● **About this exercise**
Check each line of the records below and collect those holding "screenshot".

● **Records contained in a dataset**
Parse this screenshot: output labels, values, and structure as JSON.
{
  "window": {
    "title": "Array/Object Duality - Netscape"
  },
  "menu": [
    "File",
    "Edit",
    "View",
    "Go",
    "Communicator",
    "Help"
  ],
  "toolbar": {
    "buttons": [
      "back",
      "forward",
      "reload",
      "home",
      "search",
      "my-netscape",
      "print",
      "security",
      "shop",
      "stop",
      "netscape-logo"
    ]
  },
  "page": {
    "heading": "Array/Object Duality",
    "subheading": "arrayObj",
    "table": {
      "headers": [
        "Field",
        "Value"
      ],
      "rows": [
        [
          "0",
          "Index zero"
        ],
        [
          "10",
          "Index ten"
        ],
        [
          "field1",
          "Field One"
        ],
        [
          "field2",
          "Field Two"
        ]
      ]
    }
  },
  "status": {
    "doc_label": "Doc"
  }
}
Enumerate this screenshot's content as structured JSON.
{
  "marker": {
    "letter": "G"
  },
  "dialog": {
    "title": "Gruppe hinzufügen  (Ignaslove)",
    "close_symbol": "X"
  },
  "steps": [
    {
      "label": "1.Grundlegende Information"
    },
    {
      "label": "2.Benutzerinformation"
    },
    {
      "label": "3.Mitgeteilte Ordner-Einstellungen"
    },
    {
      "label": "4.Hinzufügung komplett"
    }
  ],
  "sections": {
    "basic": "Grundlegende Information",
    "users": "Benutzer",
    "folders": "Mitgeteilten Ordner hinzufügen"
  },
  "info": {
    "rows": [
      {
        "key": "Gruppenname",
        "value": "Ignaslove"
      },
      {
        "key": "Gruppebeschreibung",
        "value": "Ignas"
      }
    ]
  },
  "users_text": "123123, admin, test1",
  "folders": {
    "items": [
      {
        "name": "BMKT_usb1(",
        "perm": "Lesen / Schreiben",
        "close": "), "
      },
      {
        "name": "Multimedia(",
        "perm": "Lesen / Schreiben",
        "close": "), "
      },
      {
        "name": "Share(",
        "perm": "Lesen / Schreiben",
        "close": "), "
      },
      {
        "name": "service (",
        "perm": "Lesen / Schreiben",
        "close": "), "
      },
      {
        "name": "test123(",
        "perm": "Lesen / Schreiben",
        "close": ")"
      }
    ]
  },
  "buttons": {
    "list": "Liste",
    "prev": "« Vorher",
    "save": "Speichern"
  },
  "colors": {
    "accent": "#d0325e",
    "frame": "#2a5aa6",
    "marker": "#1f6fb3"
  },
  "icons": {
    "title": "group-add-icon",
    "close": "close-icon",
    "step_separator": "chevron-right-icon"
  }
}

● **Result**
Parse this screenshot: output labels, values, and structure as JSON.
Enumerate this screenshot's content as structured JSON.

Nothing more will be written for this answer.